This week on 60 Minutes Overtime, we speak with video journalist Julie Platner about her year-long experience embedded with America’s growing neo-Nazi movement.
Platner had become interested in white supremacy when she covered the 2004 presidential election, and she wanted to explore life within the movement. Jeff Hall, a leader in the so-called National Socialist Movement (NSM) in California, invited her in.
Steve Smith, a longtime racist activist with a history of violence and top-level ties to numerous white nationalist hate groups, has been elected to a 4-year term on the Republican Party’s county committee for Luzerne County, Penn., One People’s Project reports.
Recruited into the neo-Nazi movement while he was stationed at Fort Bragg in the 1990s, Smith, of Pittston, Penn., has been active in an extraordinary array of white nationalist, skinhead, and neo-Nazi groups, including American Third Position, Keystone United (formerly Keystone State Skinheads), and the Council of Conservative Citizens. He is a former Aryan Nations member and former leader of the Philadelphia chapter of the National Association for the Advancement of White People, which was created by former Klan leader David Duke but is no longer associated with him. Smith also belongs to a Pennsylvania-based group called the European American Action Coalition (EAAC), which according to its website was formed in fall 2011 “by a few well known White activists in the great and historic state of Pennsylvania.”
In a January letter published in the Wilkes-Barr Times Leader, Smith wrote, “Many experts predict that, if current trends continue, whites will be a minority in the United States by 2050; some predict it can happen sooner. If this prediction comes true, it will be catastrophic to our country and well-being. The European American Action Coalition is committed to reversing this anti-white trend. The coalition is an organization dedicated to educating, advancing and defending our culture, rights and heritage.”
Smith’s ties to the racist right stretch far beyond the political. In 2001, he co-founded a racist skinhead group now known as Keystone United (which was until 2009 known as the Keystone State Skinheads, or KSS), one of the largest and most active single-state racist skinhead crews in the country. In March 2003, he and two other KSS members were arrested in Scranton for beating up Antoni Williams, a black man, using stones and chunks of pavement. Smith pleaded guilty to terrorist threats and ethnic intimidation and received a 60-day sentence and probation.
Prague - There are some 4000 militant neo-Nazis in the Czech Republic, including a 400-strong hard core, and a part of them pose a latent risk of switching to terrorism, experts focusing on extremism say in a study worked out for the Interior Ministry and released on the its website today.
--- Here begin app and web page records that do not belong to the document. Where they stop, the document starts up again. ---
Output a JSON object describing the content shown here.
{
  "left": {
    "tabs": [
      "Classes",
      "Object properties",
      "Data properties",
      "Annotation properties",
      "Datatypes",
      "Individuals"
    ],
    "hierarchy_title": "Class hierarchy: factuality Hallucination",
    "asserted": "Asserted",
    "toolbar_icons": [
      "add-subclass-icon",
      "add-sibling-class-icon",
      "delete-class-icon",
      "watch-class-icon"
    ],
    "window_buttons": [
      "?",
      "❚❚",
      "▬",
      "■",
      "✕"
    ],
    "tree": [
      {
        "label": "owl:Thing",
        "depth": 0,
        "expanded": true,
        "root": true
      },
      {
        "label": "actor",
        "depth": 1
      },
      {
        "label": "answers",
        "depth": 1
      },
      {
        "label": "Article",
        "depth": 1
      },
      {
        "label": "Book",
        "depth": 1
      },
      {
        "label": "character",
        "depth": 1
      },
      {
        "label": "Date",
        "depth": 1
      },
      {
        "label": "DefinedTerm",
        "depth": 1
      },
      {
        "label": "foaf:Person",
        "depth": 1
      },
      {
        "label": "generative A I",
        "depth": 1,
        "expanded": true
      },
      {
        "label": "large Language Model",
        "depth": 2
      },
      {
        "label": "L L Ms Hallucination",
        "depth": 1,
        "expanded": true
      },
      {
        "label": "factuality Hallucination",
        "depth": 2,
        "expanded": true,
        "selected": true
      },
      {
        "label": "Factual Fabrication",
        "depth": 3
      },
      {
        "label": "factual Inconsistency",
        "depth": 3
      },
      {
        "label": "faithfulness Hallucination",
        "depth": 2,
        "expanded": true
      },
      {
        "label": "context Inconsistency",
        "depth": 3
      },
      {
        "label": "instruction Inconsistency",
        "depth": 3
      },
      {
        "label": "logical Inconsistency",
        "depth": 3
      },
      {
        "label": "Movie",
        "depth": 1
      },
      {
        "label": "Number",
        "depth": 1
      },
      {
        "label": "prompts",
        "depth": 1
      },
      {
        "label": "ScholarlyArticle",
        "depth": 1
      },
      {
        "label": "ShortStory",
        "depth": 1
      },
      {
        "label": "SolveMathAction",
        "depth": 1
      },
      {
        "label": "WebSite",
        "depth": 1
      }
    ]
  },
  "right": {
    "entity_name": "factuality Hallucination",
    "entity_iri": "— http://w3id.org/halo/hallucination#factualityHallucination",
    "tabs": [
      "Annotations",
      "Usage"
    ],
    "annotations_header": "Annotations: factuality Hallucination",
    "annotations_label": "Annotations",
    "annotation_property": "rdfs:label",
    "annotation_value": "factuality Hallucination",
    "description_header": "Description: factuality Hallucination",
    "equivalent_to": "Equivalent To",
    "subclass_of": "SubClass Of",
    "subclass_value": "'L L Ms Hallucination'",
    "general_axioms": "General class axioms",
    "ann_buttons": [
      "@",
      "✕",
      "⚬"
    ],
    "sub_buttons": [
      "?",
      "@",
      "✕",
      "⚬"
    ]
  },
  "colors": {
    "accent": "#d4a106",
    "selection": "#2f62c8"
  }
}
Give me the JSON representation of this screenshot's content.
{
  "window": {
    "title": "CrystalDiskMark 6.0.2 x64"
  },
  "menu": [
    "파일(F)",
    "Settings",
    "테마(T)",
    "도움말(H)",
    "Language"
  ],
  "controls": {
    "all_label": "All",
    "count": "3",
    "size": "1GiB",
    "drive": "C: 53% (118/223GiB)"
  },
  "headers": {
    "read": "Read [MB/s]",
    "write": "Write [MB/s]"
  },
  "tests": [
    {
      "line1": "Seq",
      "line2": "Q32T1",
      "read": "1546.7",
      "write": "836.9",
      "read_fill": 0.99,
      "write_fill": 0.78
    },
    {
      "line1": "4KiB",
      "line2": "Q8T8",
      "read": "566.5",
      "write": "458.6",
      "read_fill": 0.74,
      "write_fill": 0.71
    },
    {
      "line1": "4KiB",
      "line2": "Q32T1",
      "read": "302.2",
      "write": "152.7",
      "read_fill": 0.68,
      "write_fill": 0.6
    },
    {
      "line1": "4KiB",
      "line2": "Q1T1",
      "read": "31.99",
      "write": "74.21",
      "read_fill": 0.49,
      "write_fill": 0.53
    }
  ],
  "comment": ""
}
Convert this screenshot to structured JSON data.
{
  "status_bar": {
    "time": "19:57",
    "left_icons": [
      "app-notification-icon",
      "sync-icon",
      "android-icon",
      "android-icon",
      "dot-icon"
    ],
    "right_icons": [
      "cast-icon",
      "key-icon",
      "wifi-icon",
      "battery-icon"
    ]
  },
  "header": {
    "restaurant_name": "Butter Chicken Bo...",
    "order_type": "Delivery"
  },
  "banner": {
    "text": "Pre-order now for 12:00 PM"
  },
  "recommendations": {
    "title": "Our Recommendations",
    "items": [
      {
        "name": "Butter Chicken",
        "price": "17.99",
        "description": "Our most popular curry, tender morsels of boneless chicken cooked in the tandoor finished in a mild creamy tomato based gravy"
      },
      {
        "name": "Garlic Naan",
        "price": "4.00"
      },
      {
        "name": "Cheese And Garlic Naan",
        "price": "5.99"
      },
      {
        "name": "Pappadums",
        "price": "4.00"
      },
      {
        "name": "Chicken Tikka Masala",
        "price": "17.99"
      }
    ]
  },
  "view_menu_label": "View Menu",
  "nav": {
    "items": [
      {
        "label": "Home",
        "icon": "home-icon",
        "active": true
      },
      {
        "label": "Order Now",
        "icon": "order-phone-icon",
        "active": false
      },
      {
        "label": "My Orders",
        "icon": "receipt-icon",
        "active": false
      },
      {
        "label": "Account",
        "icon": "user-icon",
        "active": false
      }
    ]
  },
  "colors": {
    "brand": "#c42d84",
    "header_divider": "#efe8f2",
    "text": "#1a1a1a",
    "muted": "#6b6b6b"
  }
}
The neo-Nazi scene poses a permanent threat in terms of crime, including violent crime. The number of individual attacks on Romanies is expected to rise in the country in the next five years, says the study completed by a team led by political scientist Miroslav Mares.
The 50-page study mainly focuses on the threats the neo-Nazi movement poses to the integration of foreigners in the Czech Republic.
The study describes the history, development and present of the neo-Nazi scene, as well as potential risks, new streams in the movement, its ideological basis and symbols.
The experts also recommend methods with which to prevent neo-Nazism. For example, the work with young people at schools still needs to improve in this respect, they write.
In the area of repression, it is necessary to better translate information from developments on the neo-Nazi scene into pieces of evidence that can be used in criminal proceedings, the experts write.